*What the task requires:*
Report how many lines in the material hold the word "name". No other content is required.

*Source information:*
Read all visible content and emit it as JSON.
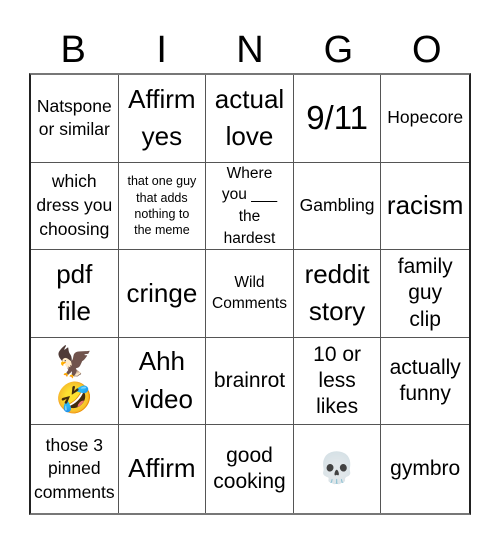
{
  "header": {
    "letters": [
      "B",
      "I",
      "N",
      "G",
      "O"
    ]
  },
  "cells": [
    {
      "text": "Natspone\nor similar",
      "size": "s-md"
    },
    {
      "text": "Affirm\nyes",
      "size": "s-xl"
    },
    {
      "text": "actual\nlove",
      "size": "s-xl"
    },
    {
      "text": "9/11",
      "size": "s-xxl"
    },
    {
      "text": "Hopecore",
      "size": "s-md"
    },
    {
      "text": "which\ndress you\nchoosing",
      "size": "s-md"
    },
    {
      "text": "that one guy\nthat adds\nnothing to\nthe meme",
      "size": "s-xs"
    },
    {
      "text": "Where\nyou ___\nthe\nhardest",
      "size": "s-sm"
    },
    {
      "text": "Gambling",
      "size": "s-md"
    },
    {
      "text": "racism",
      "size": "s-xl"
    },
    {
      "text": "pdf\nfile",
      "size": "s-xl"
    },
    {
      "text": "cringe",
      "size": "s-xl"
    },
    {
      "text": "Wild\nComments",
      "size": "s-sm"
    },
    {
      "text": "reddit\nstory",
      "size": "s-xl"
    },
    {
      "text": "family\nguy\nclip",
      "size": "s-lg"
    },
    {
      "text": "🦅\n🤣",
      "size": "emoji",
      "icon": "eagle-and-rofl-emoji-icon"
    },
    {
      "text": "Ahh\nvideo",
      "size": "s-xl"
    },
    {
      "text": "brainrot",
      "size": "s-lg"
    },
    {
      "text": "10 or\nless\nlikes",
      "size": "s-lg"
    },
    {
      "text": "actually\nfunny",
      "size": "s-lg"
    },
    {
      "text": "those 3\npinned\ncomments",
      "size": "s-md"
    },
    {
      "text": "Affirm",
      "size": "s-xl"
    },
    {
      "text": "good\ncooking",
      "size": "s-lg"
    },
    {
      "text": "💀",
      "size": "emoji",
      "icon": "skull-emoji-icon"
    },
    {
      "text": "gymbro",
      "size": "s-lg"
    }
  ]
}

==

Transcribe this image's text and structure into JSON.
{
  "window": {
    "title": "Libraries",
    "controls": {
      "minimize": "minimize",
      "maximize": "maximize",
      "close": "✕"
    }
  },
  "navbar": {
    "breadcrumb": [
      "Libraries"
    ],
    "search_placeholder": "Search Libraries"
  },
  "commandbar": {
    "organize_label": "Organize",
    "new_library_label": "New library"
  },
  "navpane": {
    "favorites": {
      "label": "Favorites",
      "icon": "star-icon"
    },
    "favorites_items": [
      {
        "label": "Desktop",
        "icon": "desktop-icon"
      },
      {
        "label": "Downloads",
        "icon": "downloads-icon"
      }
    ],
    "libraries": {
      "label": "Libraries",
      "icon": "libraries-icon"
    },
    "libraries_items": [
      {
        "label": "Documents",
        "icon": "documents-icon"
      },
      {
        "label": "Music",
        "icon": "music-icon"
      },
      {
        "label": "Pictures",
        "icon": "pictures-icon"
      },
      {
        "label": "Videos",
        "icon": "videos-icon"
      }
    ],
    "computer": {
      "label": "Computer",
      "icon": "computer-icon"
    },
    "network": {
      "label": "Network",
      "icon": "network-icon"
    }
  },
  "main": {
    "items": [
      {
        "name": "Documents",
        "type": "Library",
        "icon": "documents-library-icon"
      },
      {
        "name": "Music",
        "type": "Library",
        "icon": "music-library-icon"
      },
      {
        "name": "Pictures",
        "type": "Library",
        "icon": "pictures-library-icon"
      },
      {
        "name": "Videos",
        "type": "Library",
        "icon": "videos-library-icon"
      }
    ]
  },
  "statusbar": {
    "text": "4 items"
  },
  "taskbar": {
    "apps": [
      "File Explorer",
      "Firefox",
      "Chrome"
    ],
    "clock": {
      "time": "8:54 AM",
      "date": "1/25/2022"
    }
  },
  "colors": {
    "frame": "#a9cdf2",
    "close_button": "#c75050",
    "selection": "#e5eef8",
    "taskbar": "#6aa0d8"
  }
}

*Result of this exercise:*
4